- MATERIAL FOR THE TASK
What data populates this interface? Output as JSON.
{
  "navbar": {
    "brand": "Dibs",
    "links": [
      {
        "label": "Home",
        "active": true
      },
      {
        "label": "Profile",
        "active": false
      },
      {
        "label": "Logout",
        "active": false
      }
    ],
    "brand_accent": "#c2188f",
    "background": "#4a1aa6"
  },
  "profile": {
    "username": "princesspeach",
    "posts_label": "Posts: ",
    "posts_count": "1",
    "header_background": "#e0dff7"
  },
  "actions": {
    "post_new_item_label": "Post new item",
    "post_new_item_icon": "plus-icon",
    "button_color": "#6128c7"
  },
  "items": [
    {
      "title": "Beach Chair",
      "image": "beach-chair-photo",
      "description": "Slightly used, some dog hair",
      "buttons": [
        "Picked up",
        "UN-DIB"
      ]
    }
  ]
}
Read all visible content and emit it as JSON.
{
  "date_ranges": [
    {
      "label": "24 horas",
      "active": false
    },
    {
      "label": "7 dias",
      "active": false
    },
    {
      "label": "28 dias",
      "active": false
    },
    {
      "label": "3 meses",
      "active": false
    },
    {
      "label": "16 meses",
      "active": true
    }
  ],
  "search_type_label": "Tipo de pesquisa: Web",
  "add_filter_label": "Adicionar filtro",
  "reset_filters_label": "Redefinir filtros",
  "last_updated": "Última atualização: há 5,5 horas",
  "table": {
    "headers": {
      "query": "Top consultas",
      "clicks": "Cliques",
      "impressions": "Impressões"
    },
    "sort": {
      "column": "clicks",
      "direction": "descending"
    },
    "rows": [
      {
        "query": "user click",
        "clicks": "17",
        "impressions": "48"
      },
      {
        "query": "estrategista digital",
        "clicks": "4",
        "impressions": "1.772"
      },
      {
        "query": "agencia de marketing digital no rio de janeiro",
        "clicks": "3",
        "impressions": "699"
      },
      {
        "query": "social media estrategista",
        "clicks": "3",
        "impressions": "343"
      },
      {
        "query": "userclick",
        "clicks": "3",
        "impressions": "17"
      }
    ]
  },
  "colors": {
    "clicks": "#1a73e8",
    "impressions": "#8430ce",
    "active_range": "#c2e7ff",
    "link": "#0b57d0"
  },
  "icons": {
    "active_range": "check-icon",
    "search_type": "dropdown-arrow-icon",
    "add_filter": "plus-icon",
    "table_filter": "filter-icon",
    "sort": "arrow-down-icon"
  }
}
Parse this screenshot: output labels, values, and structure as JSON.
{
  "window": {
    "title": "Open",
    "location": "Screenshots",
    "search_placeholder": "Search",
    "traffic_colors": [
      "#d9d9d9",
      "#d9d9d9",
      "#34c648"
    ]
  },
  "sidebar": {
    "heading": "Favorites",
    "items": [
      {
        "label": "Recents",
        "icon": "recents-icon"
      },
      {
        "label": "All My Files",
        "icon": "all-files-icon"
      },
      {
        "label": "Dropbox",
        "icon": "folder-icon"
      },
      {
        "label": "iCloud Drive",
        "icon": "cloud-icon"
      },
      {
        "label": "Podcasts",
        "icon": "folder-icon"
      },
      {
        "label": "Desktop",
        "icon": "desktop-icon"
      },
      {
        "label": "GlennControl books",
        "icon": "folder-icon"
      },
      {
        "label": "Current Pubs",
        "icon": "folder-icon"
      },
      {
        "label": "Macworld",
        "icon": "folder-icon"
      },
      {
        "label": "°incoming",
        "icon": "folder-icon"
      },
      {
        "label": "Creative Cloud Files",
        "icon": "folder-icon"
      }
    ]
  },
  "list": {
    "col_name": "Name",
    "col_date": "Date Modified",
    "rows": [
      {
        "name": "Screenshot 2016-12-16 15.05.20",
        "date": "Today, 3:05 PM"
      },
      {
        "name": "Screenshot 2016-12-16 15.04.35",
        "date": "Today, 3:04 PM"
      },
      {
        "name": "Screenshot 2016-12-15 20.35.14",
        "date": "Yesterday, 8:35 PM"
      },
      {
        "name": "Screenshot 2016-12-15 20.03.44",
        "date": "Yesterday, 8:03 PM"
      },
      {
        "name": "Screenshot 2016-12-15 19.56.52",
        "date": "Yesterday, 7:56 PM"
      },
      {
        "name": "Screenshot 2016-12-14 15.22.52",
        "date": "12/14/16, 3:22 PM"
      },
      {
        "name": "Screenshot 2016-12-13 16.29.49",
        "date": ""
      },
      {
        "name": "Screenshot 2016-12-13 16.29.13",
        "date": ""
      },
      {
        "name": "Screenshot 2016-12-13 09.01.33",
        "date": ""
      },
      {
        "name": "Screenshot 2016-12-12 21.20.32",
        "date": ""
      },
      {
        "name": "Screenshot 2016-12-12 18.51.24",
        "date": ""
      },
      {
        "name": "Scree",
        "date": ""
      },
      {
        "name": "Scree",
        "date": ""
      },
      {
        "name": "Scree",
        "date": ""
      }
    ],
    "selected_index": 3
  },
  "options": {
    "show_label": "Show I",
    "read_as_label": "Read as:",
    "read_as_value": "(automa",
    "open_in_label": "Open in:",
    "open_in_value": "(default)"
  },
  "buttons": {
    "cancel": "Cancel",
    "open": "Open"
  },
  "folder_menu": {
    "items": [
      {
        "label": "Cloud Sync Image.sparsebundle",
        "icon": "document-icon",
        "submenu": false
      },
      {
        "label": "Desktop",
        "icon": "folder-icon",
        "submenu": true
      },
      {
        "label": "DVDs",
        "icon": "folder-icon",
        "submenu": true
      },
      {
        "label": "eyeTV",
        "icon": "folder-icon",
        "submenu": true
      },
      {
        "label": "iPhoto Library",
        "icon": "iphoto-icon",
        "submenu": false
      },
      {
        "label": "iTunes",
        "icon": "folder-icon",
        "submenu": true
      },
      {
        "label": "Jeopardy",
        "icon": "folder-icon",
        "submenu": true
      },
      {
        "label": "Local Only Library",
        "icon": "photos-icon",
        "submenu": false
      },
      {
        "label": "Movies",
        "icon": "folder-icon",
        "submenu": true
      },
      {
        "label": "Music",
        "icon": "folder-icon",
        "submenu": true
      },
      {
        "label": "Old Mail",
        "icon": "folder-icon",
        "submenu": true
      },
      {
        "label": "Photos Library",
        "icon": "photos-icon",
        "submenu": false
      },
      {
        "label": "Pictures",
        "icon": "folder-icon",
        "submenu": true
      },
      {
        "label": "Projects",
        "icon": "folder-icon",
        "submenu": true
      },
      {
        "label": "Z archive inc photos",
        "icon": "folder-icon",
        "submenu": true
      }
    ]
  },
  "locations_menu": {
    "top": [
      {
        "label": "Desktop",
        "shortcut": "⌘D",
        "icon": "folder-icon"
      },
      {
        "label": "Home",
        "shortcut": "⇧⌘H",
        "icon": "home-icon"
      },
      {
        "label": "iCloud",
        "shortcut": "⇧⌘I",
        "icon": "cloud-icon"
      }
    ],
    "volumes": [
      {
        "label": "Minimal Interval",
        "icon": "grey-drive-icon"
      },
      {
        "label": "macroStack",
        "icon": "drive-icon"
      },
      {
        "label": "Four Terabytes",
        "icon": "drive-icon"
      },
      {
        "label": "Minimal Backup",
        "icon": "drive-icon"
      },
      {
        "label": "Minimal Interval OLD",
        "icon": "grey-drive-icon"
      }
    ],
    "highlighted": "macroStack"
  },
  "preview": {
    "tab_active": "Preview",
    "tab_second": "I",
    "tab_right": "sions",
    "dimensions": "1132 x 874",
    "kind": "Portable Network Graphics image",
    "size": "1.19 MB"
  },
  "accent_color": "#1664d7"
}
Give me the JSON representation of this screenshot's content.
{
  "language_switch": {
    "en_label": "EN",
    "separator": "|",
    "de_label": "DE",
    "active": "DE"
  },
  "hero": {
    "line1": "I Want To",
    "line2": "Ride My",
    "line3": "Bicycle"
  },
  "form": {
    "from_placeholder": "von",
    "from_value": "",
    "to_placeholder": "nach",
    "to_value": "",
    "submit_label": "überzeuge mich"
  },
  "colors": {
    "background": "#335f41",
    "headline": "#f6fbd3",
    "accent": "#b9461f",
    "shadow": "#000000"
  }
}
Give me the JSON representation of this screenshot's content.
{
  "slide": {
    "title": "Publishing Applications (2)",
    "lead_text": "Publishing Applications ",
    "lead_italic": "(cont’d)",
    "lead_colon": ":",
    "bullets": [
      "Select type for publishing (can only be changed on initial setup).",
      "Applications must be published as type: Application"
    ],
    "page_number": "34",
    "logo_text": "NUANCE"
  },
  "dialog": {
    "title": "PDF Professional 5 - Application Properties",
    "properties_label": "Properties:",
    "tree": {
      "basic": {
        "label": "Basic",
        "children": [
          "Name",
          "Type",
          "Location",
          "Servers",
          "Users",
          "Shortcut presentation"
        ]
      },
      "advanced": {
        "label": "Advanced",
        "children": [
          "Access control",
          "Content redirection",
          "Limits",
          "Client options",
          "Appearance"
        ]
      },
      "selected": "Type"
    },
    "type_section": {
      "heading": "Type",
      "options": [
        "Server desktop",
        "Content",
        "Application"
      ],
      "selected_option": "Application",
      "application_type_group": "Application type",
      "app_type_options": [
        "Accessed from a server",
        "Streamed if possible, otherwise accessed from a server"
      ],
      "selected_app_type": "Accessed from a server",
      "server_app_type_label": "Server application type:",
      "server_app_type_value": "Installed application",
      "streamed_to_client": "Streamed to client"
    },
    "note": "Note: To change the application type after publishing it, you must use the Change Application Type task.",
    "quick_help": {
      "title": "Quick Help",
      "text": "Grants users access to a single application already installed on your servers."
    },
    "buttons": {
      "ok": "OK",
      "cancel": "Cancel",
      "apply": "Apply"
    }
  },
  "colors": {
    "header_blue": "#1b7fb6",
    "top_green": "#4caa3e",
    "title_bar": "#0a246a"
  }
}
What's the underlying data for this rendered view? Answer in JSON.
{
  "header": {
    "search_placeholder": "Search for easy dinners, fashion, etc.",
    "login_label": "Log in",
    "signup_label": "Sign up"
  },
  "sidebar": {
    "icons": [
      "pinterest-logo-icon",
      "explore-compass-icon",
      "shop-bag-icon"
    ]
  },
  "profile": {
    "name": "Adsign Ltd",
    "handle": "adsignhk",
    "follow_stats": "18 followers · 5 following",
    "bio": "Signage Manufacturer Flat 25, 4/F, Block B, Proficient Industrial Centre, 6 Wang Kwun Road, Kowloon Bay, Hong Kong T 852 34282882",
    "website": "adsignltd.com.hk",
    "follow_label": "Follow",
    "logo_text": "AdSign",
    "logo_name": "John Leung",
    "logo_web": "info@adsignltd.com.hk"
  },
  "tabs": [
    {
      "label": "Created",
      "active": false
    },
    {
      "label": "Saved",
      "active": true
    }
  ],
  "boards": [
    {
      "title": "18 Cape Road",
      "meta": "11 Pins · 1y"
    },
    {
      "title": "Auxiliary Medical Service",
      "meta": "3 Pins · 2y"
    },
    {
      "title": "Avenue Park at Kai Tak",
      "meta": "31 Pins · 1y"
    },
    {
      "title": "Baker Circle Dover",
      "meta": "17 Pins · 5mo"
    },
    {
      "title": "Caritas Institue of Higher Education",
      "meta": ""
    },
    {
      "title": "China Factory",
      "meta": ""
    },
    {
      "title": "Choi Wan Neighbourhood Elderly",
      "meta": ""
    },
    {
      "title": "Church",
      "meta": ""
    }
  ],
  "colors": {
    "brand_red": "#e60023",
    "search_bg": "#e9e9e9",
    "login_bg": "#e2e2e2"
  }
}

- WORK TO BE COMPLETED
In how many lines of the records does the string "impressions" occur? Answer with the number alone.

- RESPONSE TO THE EXERCISE
7